Problem:
Report the number of lines in the data below that hold "ENTER", without any other words.

───── Material for this exercise ─────

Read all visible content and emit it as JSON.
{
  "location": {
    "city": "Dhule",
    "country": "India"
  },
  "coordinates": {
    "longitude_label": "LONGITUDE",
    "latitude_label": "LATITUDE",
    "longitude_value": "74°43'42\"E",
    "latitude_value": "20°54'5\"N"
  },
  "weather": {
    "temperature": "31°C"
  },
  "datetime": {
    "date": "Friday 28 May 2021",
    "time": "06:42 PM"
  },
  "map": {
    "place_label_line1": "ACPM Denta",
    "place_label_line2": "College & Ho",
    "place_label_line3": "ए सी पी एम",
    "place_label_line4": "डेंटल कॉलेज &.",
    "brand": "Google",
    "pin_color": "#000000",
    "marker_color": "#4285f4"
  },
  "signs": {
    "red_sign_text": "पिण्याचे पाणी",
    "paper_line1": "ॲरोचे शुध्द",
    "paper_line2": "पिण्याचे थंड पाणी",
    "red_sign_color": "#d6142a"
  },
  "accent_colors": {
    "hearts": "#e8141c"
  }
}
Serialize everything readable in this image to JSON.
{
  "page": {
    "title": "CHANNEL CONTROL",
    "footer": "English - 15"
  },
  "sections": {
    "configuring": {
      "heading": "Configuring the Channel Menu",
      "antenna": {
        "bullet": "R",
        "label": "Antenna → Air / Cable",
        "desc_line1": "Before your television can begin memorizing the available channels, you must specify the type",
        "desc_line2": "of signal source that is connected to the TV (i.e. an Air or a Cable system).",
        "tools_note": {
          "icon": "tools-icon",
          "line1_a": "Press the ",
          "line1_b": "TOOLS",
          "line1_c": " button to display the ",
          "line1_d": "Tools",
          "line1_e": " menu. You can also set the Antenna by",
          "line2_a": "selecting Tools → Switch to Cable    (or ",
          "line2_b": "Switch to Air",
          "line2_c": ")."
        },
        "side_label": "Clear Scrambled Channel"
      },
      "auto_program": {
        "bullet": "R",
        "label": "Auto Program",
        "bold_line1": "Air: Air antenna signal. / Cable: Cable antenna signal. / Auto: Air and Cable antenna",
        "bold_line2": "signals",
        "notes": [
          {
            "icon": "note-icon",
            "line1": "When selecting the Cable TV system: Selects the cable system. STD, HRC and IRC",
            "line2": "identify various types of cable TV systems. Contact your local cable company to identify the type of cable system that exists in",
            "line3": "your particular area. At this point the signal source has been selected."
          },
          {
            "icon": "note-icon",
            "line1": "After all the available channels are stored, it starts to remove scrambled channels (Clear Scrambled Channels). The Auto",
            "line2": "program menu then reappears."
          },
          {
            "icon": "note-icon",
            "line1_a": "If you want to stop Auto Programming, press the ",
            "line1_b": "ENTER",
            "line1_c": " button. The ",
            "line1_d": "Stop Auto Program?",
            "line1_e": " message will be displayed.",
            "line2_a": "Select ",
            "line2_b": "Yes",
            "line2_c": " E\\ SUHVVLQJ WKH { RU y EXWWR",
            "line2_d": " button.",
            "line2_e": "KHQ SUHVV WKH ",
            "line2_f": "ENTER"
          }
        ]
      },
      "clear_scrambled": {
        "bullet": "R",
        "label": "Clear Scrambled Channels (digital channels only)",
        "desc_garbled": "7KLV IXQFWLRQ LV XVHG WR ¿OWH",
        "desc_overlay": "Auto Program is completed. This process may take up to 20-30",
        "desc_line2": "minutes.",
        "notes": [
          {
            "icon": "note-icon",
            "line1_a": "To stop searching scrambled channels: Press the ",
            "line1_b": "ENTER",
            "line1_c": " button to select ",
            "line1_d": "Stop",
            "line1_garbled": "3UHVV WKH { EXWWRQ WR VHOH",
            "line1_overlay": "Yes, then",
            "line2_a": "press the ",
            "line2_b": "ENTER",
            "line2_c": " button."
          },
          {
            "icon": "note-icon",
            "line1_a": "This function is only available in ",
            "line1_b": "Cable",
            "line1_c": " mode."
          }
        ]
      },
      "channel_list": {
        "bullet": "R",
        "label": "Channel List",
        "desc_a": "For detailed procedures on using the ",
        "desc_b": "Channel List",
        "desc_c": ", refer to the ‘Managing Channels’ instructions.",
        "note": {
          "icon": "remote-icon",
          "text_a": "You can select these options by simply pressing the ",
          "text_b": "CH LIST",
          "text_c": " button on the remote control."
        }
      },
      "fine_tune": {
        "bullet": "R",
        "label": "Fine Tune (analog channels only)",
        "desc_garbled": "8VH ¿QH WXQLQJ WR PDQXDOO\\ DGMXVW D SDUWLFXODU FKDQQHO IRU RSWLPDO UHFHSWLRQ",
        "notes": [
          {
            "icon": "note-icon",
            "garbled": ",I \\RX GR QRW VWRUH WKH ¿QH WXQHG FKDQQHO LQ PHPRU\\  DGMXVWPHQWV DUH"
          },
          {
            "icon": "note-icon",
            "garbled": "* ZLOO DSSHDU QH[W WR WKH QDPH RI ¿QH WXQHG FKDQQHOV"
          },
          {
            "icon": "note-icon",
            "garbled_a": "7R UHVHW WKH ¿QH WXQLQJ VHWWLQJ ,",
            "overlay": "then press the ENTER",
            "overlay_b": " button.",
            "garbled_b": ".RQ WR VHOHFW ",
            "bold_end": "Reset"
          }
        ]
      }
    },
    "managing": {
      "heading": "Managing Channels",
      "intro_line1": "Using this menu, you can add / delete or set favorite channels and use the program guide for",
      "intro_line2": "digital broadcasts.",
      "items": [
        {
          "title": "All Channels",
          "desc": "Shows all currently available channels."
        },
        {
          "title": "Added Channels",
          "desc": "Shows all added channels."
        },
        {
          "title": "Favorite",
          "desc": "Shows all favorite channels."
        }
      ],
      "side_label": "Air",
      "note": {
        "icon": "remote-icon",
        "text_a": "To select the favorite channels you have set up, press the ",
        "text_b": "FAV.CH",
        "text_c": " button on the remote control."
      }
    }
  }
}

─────

Answer box:
5